- **What to do**:
Report how many lines of the listing include the word "this"; nothing else should be written.

- **Materials provided**:

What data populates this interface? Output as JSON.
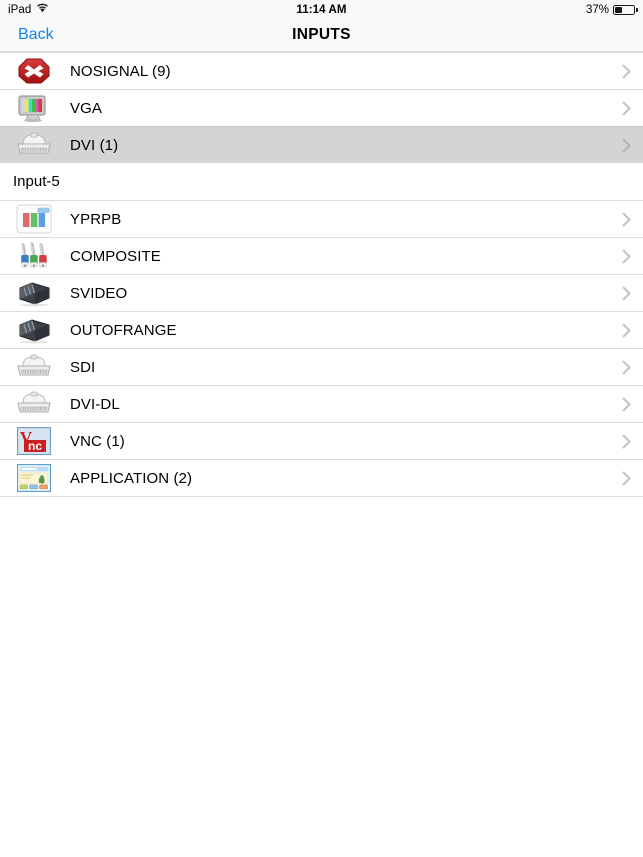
{
  "status_bar": {
    "device": "iPad",
    "wifi_icon": "wifi-icon",
    "time": "11:14 AM",
    "battery_percent": "37%",
    "battery_level": 37,
    "battery_icon": "battery-icon"
  },
  "nav_bar": {
    "back_label": "Back",
    "back_color": "#1783e8",
    "title": "INPUTS"
  },
  "section_header": {
    "label": "Input-5"
  },
  "colors": {
    "selected_row": "#d4d4d4",
    "separator": "#dcdcdc",
    "chevron": "#c2c2c2",
    "text": "#000000"
  },
  "list": {
    "group_top": [
      {
        "label": "NOSIGNAL (9)",
        "icon": "no-signal-icon",
        "selected": false
      },
      {
        "label": "VGA",
        "icon": "vga-monitor-icon",
        "selected": false
      },
      {
        "label": "DVI (1)",
        "icon": "dvi-connector-icon",
        "selected": true
      }
    ],
    "group_bottom": [
      {
        "label": "YPRPB",
        "icon": "component-bars-icon",
        "selected": false
      },
      {
        "label": "COMPOSITE",
        "icon": "rca-cables-icon",
        "selected": false
      },
      {
        "label": "SVIDEO",
        "icon": "dark-connector-icon",
        "selected": false
      },
      {
        "label": "OUTOFRANGE",
        "icon": "dark-connector-icon",
        "selected": false
      },
      {
        "label": "SDI",
        "icon": "white-connector-icon",
        "selected": false
      },
      {
        "label": "DVI-DL",
        "icon": "white-connector-icon",
        "selected": false
      },
      {
        "label": "VNC (1)",
        "icon": "vnc-logo-icon",
        "selected": false
      },
      {
        "label": "APPLICATION (2)",
        "icon": "application-window-icon",
        "selected": false
      }
    ]
  },
  "chevron_glyph": "›"
}
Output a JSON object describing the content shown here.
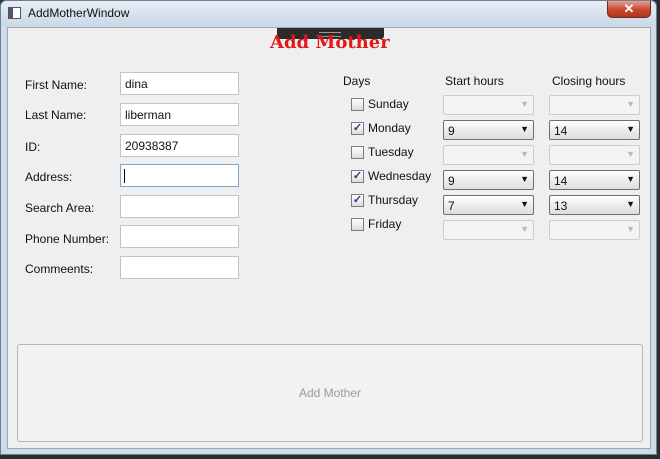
{
  "window": {
    "title": "AddMotherWindow",
    "close_glyph": "✕"
  },
  "heading": "Add Mother",
  "form": {
    "first_name": {
      "label": "First Name:",
      "value": "dina"
    },
    "last_name": {
      "label": "Last Name:",
      "value": "liberman"
    },
    "id": {
      "label": "ID:",
      "value": "20938387"
    },
    "address": {
      "label": "Address:",
      "value": ""
    },
    "search_area": {
      "label": "Search Area:",
      "value": ""
    },
    "phone": {
      "label": "Phone Number:",
      "value": ""
    },
    "comments": {
      "label": "Commeents:",
      "value": ""
    }
  },
  "schedule": {
    "days_header": "Days",
    "start_header": "Start hours",
    "closing_header": "Closing hours",
    "rows": [
      {
        "day": "Sunday",
        "checked": false,
        "checkmark": "",
        "start": "",
        "close": ""
      },
      {
        "day": "Monday",
        "checked": true,
        "checkmark": "✓",
        "start": "9",
        "close": "14"
      },
      {
        "day": "Tuesday",
        "checked": false,
        "checkmark": "",
        "start": "",
        "close": ""
      },
      {
        "day": "Wednesday",
        "checked": true,
        "checkmark": "✓",
        "start": "9",
        "close": "14"
      },
      {
        "day": "Thursday",
        "checked": true,
        "checkmark": "✓",
        "start": "7",
        "close": "13"
      },
      {
        "day": "Friday",
        "checked": false,
        "checkmark": "",
        "start": "",
        "close": ""
      }
    ]
  },
  "arrow_glyph": "▼",
  "submit_label": "Add Mother",
  "colors": {
    "heading": "#e0191b",
    "close_button": "#c8462f"
  }
}
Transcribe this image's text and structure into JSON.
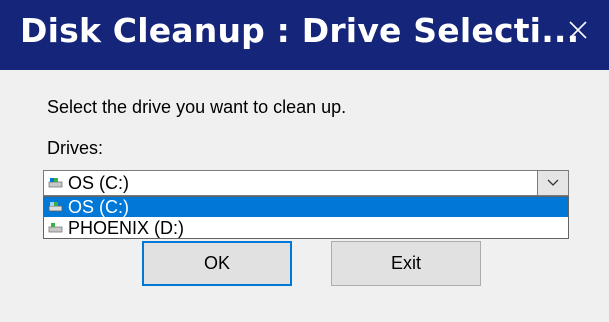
{
  "window": {
    "title": "Disk Cleanup : Drive Selecti...",
    "close_icon": "close-icon"
  },
  "dialog": {
    "prompt": "Select the drive you want to clean up.",
    "drives_label": "Drives:",
    "selected_drive": "OS (C:)",
    "options": [
      {
        "label": "OS (C:)",
        "icon": "system-drive-icon",
        "highlighted": true
      },
      {
        "label": "PHOENIX (D:)",
        "icon": "data-drive-icon",
        "highlighted": false
      }
    ]
  },
  "buttons": {
    "ok_label": "OK",
    "exit_label": "Exit"
  },
  "colors": {
    "title_bar": "#14257a",
    "selection": "#0078d7",
    "background": "#f0f0f0"
  }
}
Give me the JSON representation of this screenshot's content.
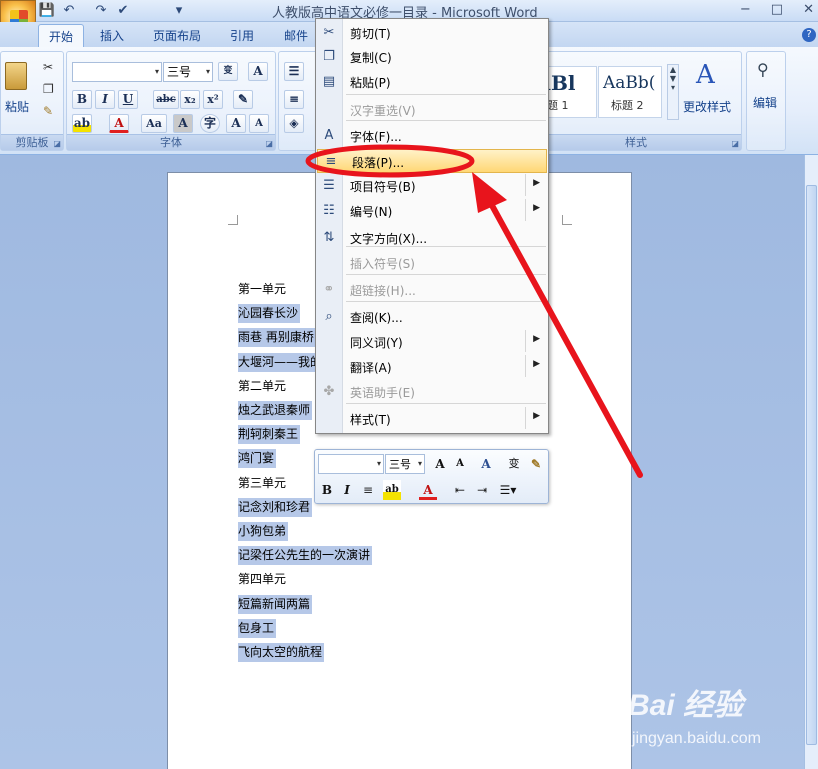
{
  "window": {
    "title": "人教版高中语文必修一目录 - Microsoft Word",
    "min": "−",
    "max": "□",
    "close": "✕"
  },
  "tabs": [
    {
      "label": "开始"
    },
    {
      "label": "插入"
    },
    {
      "label": "页面布局"
    },
    {
      "label": "引用"
    },
    {
      "label": "邮件"
    }
  ],
  "help_label": "?",
  "ribbon": {
    "clipboard": {
      "paste_label": "粘贴",
      "group_label": "剪贴板"
    },
    "font": {
      "group_label": "字体",
      "size_value": "三号",
      "bold": "B",
      "italic": "I",
      "underline": "U",
      "strike": "abc",
      "subscript": "x₂",
      "superscript": "x²",
      "change_case": "Aa",
      "grow": "A",
      "shrink": "A"
    },
    "styles": {
      "group_label": "样式",
      "items": [
        {
          "preview": "aBl",
          "label": "标题 1"
        },
        {
          "preview": "AaBb(",
          "label": "标题 2"
        }
      ],
      "change_styles_label": "更改样式",
      "edit_label": "编辑"
    }
  },
  "document": {
    "lines": [
      {
        "text": "第一单元",
        "selected": false
      },
      {
        "text": "沁园春长沙",
        "selected": true
      },
      {
        "text": "雨巷  再别康桥",
        "selected": true
      },
      {
        "text": "大堰河——我的",
        "selected": true
      },
      {
        "text": "第二单元",
        "selected": false
      },
      {
        "text": "烛之武退秦师",
        "selected": true
      },
      {
        "text": "荆轲刺秦王",
        "selected": true
      },
      {
        "text": "鸿门宴",
        "selected": true
      },
      {
        "text": "第三单元",
        "selected": false
      },
      {
        "text": "记念刘和珍君",
        "selected": true
      },
      {
        "text": "小狗包弟",
        "selected": true
      },
      {
        "text": "记梁任公先生的一次演讲",
        "selected": true
      },
      {
        "text": "第四单元",
        "selected": false
      },
      {
        "text": "短篇新闻两篇",
        "selected": true
      },
      {
        "text": "包身工",
        "selected": true
      },
      {
        "text": "飞向太空的航程",
        "selected": true
      }
    ]
  },
  "context_menu": {
    "items": [
      {
        "label": "剪切(T)",
        "icon": "✂",
        "disabled": false,
        "submenu": false
      },
      {
        "label": "复制(C)",
        "icon": "❐",
        "disabled": false,
        "submenu": false
      },
      {
        "label": "粘贴(P)",
        "icon": "▤",
        "disabled": false,
        "submenu": false
      },
      {
        "label": "汉字重选(V)",
        "icon": "",
        "disabled": true,
        "submenu": false
      },
      {
        "label": "字体(F)...",
        "icon": "A",
        "disabled": false,
        "submenu": false
      },
      {
        "label": "段落(P)...",
        "icon": "≡",
        "disabled": false,
        "submenu": false,
        "highlighted": true
      },
      {
        "label": "项目符号(B)",
        "icon": "☰",
        "disabled": false,
        "submenu": true
      },
      {
        "label": "编号(N)",
        "icon": "☷",
        "disabled": false,
        "submenu": true
      },
      {
        "label": "文字方向(X)...",
        "icon": "⇅",
        "disabled": false,
        "submenu": false
      },
      {
        "label": "插入符号(S)",
        "icon": "",
        "disabled": true,
        "submenu": false
      },
      {
        "label": "超链接(H)...",
        "icon": "⚭",
        "disabled": true,
        "submenu": false
      },
      {
        "label": "查阅(K)...",
        "icon": "⌕",
        "disabled": false,
        "submenu": false
      },
      {
        "label": "同义词(Y)",
        "icon": "",
        "disabled": false,
        "submenu": true
      },
      {
        "label": "翻译(A)",
        "icon": "",
        "disabled": false,
        "submenu": true
      },
      {
        "label": "英语助手(E)",
        "icon": "✤",
        "disabled": true,
        "submenu": false
      },
      {
        "label": "样式(T)",
        "icon": "",
        "disabled": false,
        "submenu": true
      }
    ],
    "submenu_arrow": "▶"
  },
  "mini_toolbar": {
    "size_value": "三号",
    "bold": "B",
    "italic": "I"
  },
  "watermark": {
    "brand": "Bai 经验",
    "url": "jingyan.baidu.com"
  },
  "colors": {
    "highlight_ring": "#e8141c",
    "arrow": "#e8141c",
    "menu_highlight": "#ffd775",
    "selection": "#b6c8e8"
  }
}
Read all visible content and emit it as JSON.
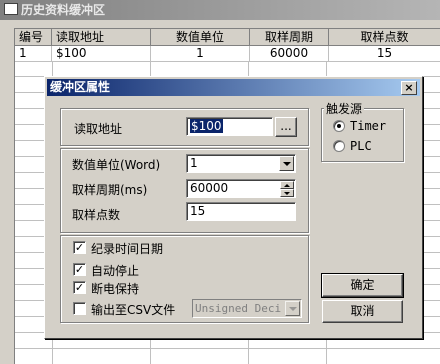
{
  "window": {
    "title": "历史资料缓冲区"
  },
  "grid": {
    "columns": [
      "编号",
      "读取地址",
      "数值单位",
      "取样周期",
      "取样点数"
    ],
    "rows": [
      [
        "1",
        "$100",
        "1",
        "60000",
        "15"
      ]
    ]
  },
  "dialog": {
    "title": "缓冲区属性",
    "close_label": "×",
    "address_label": "读取地址",
    "address_value": "$100",
    "browse_label": "...",
    "unit_label": "数值单位(Word)",
    "unit_value": "1",
    "period_label": "取样周期(ms)",
    "period_value": "60000",
    "points_label": "取样点数",
    "points_value": "15",
    "trigger_caption": "触发源",
    "trigger_options": [
      "Timer",
      "PLC"
    ],
    "trigger_selected": "Timer",
    "checkboxes": [
      {
        "label": "纪录时间日期",
        "checked": true
      },
      {
        "label": "自动停止",
        "checked": true
      },
      {
        "label": "断电保持",
        "checked": true
      },
      {
        "label": "输出至CSV文件",
        "checked": false
      }
    ],
    "csv_format_value": "Unsigned Deci",
    "ok_label": "确定",
    "cancel_label": "取消"
  }
}
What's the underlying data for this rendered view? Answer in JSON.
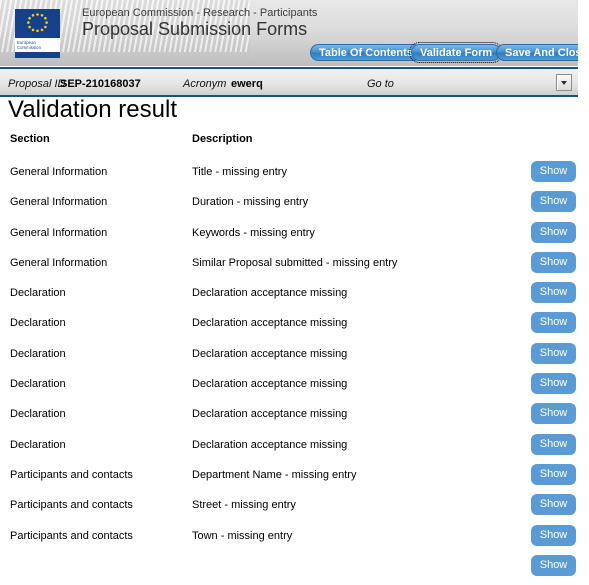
{
  "banner": {
    "supertitle": "European Commission - Research - Participants",
    "title": "Proposal Submission Forms",
    "logo": {
      "caption_line1": "European",
      "caption_line2": "Commission",
      "flag_color": "#17408b",
      "star_color": "#ffcc00"
    },
    "buttons": {
      "table_of_contents": "Table Of Contents",
      "validate_form": "Validate Form",
      "save_and_close": "Save And Close"
    },
    "accent_color": "#4a90d0"
  },
  "proposal_bar": {
    "proposal_id_label": "Proposal ID",
    "proposal_id_value": "SEP-210168037",
    "acronym_label": "Acronym",
    "acronym_value": "ewerq",
    "goto_label": "Go to",
    "dropdown_icon": "chevron-down-icon",
    "border_color": "#1b4f8c"
  },
  "page": {
    "title": "Validation result"
  },
  "table": {
    "columns": [
      "Section",
      "Description"
    ],
    "action_label": "Show",
    "action_color": "#5b9bd5",
    "rows": [
      {
        "section": "General Information",
        "description": "Title - missing entry"
      },
      {
        "section": "General Information",
        "description": "Duration - missing entry"
      },
      {
        "section": "General Information",
        "description": "Keywords - missing entry"
      },
      {
        "section": "General Information",
        "description": "Similar Proposal submitted - missing entry"
      },
      {
        "section": "Declaration",
        "description": "Declaration acceptance missing"
      },
      {
        "section": "Declaration",
        "description": "Declaration acceptance missing"
      },
      {
        "section": "Declaration",
        "description": "Declaration acceptance missing"
      },
      {
        "section": "Declaration",
        "description": "Declaration acceptance missing"
      },
      {
        "section": "Declaration",
        "description": "Declaration acceptance missing"
      },
      {
        "section": "Declaration",
        "description": "Declaration acceptance missing"
      },
      {
        "section": "Participants and contacts",
        "description": "Department Name - missing entry"
      },
      {
        "section": "Participants and contacts",
        "description": "Street - missing entry"
      },
      {
        "section": "Participants and contacts",
        "description": "Town - missing entry"
      },
      {
        "section": "",
        "description": ""
      }
    ]
  }
}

- **Response**:
4